KELLER: Oh, carrots, radishes, okra...


SHORTZ: Okra's good.

KELLER: ...thyme for T.

SHORTZ: Thyme is good. So, all you need is an A.

KELLER: An A for, let me see...

MARTIN: How about some asparagus?

SHORTZ: Asparagus.

KELLER: Right. Yeah.

SHORTZ: Good one, Rachel. All right. Here's your last category: state capitals.

KELLER: Gee, I'm blanking out. State capitals with a C would be...


SHORTZ: That's good.

KELLER: Oh yeah, Cleveland. That would work.

SHORTZ: Not Cleveland.

MARTIN: The other C.

SHORTZ: Not Cleveland. What's the capital of Ohio - and it's not Cincinnati either.

KELLER: Columbus.

SHORTZ: Columbus is it.

MARTIN: Columbus.

KELLER: Raleigh.

SHORTZ: Raleigh, North Carolina, good.

KELLER: Oh, what would be...

SHORTZ: There are actually multiple answers for every one of these letters.
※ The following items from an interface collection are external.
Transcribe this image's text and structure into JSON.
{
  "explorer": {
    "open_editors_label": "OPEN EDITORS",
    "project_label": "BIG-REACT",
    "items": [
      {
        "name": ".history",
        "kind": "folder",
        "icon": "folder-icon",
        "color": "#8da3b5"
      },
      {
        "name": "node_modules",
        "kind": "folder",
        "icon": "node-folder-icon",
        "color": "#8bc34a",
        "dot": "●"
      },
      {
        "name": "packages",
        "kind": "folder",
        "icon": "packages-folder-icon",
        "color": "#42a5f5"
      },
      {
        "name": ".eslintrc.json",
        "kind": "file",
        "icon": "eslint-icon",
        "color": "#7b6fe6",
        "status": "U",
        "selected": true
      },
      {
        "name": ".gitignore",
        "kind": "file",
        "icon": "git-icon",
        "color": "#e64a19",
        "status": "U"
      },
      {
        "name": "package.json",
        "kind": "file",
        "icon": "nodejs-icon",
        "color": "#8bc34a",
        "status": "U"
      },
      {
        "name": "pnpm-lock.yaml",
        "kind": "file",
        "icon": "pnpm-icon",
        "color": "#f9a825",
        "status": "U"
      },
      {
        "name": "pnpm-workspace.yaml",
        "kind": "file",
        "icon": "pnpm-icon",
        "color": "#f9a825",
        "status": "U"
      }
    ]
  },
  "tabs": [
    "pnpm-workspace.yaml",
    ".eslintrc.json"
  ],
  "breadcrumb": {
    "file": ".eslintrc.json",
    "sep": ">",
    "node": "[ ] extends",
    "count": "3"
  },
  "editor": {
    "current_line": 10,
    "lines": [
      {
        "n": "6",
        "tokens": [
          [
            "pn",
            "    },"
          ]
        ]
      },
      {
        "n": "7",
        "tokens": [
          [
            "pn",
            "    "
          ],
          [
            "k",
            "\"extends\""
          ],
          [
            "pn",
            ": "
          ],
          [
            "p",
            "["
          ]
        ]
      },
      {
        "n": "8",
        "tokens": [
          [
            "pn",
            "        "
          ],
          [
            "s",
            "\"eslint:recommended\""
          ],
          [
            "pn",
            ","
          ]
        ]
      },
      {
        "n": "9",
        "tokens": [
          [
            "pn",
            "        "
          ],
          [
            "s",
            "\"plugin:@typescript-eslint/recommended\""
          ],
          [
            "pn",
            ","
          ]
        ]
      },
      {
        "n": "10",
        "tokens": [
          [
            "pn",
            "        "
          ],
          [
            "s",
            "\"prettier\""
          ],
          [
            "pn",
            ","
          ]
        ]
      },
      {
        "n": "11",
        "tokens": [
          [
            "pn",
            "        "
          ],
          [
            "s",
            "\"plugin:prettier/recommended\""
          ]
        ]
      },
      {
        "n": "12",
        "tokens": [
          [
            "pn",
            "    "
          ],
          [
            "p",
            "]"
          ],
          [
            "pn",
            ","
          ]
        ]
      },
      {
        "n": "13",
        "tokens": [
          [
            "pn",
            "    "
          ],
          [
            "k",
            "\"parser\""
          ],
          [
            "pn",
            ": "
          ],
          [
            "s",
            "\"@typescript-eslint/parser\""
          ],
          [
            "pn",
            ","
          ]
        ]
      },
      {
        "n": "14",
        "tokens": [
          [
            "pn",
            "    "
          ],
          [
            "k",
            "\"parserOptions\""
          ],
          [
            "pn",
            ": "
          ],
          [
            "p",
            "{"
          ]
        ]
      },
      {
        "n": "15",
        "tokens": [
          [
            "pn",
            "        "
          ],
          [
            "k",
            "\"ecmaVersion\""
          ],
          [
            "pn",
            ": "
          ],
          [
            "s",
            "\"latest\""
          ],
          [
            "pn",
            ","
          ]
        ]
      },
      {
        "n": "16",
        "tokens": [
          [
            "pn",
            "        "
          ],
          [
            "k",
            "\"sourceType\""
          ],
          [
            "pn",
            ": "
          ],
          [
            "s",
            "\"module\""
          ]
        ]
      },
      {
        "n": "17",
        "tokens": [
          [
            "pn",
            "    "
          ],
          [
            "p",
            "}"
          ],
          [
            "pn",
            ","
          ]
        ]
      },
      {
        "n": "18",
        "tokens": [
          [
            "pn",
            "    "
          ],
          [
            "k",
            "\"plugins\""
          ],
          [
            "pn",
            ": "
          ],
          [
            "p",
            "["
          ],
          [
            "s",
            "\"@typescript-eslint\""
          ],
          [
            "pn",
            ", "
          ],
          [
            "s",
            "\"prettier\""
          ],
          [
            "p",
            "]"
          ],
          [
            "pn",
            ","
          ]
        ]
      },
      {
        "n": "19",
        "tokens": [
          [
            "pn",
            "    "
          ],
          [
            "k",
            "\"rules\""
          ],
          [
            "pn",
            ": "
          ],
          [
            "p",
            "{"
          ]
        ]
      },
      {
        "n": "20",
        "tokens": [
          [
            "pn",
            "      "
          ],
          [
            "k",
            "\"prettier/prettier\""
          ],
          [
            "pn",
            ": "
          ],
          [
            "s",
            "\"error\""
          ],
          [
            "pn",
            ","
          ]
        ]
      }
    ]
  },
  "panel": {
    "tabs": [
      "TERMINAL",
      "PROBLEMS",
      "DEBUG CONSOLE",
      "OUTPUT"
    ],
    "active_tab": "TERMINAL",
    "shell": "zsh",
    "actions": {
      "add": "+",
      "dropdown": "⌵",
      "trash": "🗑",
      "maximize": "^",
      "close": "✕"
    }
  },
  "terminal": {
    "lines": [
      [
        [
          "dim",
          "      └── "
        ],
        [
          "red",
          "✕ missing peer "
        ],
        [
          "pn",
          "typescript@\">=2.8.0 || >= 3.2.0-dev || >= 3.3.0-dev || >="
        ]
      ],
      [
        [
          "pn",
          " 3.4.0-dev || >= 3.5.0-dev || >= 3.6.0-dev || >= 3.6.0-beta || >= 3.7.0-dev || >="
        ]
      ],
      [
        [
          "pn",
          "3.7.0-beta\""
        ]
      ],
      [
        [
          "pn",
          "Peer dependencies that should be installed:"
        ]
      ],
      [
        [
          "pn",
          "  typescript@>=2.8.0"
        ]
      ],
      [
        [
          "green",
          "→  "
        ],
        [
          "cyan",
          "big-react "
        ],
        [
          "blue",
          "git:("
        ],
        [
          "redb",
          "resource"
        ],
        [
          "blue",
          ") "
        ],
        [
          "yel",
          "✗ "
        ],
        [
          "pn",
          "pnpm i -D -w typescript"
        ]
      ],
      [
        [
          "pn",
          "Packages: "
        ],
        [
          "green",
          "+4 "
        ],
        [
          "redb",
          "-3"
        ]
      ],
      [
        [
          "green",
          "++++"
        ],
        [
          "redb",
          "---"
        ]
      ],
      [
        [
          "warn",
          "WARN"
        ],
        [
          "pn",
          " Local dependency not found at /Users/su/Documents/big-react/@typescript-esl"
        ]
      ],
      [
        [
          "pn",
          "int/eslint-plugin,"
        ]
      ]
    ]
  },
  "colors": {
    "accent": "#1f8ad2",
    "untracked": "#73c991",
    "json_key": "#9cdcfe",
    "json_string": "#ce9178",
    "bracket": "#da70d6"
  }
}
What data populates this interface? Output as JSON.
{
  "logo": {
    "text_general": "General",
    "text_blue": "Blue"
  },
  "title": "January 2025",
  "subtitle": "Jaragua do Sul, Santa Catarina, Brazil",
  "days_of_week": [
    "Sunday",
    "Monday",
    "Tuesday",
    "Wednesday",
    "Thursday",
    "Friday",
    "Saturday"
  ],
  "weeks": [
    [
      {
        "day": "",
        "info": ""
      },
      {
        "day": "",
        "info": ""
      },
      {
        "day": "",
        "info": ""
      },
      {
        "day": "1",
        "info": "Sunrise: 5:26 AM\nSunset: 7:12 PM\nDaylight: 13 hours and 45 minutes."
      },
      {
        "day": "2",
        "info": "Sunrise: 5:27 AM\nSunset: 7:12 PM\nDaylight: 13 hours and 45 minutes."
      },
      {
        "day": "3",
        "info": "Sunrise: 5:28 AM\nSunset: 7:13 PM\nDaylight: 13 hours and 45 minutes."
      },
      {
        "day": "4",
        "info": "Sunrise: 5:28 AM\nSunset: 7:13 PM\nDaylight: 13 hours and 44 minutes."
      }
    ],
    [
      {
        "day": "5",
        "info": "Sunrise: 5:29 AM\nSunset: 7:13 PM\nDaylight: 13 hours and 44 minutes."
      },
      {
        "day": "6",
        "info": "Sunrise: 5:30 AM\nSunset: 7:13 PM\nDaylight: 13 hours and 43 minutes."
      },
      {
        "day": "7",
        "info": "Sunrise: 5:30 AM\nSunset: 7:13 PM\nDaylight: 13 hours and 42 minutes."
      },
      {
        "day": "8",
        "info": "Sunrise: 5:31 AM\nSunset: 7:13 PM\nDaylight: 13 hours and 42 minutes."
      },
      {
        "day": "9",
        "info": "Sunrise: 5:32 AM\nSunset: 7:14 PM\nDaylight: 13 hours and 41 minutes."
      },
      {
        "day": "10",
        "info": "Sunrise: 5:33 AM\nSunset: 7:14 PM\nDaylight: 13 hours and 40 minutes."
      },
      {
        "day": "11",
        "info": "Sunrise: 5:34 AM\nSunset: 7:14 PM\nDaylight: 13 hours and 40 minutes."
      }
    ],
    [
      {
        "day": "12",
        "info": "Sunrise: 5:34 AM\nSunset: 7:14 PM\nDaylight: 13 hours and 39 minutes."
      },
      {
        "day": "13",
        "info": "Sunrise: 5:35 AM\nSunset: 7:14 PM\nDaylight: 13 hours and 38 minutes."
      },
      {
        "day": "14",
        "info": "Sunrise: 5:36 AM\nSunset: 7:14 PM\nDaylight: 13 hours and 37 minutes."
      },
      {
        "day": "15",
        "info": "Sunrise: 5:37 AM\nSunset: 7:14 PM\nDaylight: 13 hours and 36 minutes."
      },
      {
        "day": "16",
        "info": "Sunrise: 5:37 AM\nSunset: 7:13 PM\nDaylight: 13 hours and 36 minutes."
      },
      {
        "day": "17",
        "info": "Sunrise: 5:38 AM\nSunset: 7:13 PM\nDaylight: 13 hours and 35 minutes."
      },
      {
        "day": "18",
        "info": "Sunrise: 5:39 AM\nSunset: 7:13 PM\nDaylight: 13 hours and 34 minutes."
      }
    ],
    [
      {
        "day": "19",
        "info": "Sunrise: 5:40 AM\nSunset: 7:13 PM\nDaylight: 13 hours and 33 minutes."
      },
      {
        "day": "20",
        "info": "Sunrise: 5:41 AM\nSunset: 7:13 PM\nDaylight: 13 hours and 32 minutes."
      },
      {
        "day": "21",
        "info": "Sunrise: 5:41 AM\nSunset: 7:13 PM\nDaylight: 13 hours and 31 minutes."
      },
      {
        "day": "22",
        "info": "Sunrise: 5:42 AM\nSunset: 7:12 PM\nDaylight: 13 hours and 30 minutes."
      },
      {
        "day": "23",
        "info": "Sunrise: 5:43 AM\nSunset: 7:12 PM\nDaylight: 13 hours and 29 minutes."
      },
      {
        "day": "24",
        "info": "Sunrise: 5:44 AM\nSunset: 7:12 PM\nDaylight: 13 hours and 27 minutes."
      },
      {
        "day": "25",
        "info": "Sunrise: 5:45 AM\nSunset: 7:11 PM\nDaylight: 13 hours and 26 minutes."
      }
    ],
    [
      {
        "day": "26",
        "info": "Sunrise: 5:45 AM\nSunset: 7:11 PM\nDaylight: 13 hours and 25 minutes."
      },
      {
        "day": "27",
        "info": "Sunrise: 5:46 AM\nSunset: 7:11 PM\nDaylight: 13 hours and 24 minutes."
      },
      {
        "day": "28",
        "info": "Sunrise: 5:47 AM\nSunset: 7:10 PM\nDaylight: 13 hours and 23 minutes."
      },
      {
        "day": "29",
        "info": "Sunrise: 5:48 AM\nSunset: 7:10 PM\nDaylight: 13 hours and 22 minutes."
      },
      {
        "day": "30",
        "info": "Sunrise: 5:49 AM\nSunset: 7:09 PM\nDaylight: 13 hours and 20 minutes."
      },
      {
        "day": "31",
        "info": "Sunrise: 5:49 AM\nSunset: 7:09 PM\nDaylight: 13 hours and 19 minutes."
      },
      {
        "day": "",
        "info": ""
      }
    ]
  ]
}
That's probably just going to frustrate you.

MARTIN: Exactly, Will. This does not make us feel better. OK. O...

SHORTZ: There's a state capital starting with O that is in a state bordering Texas.

KELLER: Let's see, Oklahoma.


SHORTZ: Yes. There you go. What's the capital of Oklahoma?

KELLER: Now I am blanking out.

MARTIN: Oklahoma City.

SHORTZ: Oklahoma City - that one's an easy one. OK, all you need is an A and a T.

MARTIN: An A and a T. OK. We can do this.

KELLER: A and a T.

SHORTZ: OK, for A, think...

MARTIN: Atlanta

KELLER: Oh, Atlanta

SHORTZ: Atlanta is good. Albany also works. And how about T?


SHORTZ: And I'll give you a hint for T. Think of the capital of the southeastern most state.

KELLER: Oh, Tallahassee. Sure.

MARTIN: There you go.

SHORTZ: Tallahassee, Florida is it. Good.

MARTIN: Woo. Great job, Paul. That was well done. That was a hard one. And For playing our puzzle today, you'll get a WEEKEND EDITION lapel pin, as well as puzzle books and games. You can read all about it at npr.org/puzzle.

And before we let you go, how about giving a shout-out to your public radio station?

KELLER: That'll be KCBX in St. Louis Obispo.

MARTIN: Great. Paul Keller of Lompoc, California, thanks so much for playing the puzzle this week.

KELLER: It's been an honor.

MARTIN: Great. OK, Will, what's our challenge for next week?

SHORTZ: Yeah, I brought an original logical geometrical puzzle, which in the spirit of the World Puzzle Championship. Draw a regular hexagon and connect every pair of vertices except one. And the pair you don't connect are not on opposite sides of the hexagon, but along a shorter diagonal. And the question: How many triangles are in this figure?

So again, draw a regular hexagon. Connect every pair of vertices except one, not the pair that's on opposite sides, but along the shorter diagonal. And the question is: How many triangles are in this figure?

MARTIN: OK. When you have the answer, go to our website, npr.org/puzzle and click on the Submit Your Answer link - just one entry per person, please. The deadline for entries is Thursday, October 11th at 3 P.M. Eastern Time.

Please include a phone number where we can reach you at about that time. And if you're the winner, we'll give you a call, and you'll get to play on the air with the puzzle editor of The New York Times and WEEKEND EDITION's own puzzle-master, Will Shortz.

And, Will, hope you can squeeze in a little more sightseeing in Croatia. I want to see some pictures.

SHORTZ: I'll see what I can do.

MARTIN: OK, safe travels.

SHORTZ: Thanks, Rachel.

(SOUNDBITE OF THEME MUSIC) Transcript provided by NPR, Copyright National Public Radio.